Exercise inputs –
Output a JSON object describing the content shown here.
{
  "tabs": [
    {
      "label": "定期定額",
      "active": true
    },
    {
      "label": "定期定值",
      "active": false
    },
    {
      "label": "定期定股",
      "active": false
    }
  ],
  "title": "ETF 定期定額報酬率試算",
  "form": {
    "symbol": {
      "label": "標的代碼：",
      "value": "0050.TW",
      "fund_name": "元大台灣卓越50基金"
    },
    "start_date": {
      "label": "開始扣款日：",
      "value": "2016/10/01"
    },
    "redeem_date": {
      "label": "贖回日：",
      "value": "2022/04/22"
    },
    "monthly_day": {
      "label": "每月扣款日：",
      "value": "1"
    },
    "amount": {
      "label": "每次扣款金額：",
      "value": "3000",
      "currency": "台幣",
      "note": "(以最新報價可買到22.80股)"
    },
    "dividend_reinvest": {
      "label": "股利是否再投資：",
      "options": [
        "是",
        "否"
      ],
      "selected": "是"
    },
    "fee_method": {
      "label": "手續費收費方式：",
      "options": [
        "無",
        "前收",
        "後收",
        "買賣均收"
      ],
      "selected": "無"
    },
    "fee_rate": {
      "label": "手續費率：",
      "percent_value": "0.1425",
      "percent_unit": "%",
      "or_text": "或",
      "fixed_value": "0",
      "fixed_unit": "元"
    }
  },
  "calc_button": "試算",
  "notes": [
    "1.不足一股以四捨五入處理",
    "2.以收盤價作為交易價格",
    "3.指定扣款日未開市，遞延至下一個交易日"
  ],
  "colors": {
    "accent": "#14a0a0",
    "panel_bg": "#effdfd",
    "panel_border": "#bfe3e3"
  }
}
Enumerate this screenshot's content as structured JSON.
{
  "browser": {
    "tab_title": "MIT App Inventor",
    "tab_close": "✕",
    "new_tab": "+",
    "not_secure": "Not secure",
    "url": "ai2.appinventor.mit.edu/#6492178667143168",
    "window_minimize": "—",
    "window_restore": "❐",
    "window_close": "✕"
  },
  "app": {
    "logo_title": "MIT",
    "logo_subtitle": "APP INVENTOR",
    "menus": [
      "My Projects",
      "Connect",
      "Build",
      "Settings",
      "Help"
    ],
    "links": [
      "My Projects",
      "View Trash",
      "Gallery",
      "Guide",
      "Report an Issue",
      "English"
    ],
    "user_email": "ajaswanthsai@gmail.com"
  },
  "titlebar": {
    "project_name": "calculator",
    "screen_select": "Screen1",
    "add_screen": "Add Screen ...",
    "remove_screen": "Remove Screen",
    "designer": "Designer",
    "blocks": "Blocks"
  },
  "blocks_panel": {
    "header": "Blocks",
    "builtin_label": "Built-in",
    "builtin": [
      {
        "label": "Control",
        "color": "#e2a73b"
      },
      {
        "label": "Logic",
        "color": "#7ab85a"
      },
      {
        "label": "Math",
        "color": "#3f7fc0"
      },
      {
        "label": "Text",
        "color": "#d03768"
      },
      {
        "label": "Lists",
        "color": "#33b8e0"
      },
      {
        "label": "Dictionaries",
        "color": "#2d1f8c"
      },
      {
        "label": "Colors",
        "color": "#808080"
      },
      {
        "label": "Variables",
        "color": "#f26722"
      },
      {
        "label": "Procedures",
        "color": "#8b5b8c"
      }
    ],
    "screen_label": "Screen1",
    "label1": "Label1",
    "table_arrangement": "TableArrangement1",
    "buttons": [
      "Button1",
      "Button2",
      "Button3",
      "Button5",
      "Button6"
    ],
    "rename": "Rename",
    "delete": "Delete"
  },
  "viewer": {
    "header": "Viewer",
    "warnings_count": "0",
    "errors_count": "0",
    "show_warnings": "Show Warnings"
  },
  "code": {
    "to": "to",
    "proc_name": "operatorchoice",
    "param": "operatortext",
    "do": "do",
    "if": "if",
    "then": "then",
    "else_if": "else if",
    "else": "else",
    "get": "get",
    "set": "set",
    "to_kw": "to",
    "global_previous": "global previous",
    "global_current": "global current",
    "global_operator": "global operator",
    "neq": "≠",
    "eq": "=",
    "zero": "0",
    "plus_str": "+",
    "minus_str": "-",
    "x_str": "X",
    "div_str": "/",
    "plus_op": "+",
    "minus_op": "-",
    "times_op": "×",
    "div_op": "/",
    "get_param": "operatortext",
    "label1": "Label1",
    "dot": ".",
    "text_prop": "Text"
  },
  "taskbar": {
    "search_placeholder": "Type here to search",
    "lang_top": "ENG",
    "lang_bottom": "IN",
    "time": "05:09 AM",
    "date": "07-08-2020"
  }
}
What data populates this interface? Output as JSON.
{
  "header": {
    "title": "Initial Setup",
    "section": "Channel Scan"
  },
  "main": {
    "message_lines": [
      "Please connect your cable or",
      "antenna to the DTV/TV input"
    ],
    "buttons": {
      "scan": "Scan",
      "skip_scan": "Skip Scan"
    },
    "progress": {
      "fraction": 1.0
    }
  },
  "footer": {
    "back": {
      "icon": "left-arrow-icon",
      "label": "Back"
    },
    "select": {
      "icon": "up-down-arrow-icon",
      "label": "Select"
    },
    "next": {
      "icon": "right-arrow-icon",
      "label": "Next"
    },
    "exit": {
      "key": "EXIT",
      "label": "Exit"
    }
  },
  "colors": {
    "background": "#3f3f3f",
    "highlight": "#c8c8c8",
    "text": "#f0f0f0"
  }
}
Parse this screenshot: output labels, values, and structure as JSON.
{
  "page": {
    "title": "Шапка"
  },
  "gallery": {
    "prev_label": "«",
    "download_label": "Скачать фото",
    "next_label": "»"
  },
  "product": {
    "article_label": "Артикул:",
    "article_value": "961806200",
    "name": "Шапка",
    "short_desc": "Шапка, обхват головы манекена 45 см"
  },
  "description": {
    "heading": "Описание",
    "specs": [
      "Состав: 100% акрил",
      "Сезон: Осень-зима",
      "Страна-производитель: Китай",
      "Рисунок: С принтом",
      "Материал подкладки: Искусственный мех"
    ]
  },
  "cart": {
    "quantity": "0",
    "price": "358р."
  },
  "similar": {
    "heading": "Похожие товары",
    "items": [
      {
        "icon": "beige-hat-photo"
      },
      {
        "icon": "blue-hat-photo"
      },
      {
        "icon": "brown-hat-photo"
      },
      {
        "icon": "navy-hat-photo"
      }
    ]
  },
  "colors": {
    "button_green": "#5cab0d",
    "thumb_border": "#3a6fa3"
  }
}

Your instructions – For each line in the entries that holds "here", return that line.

Answer to this exercise –
Output a JSON object describing the content shown here.
    "search_placeholder": "Type here to search",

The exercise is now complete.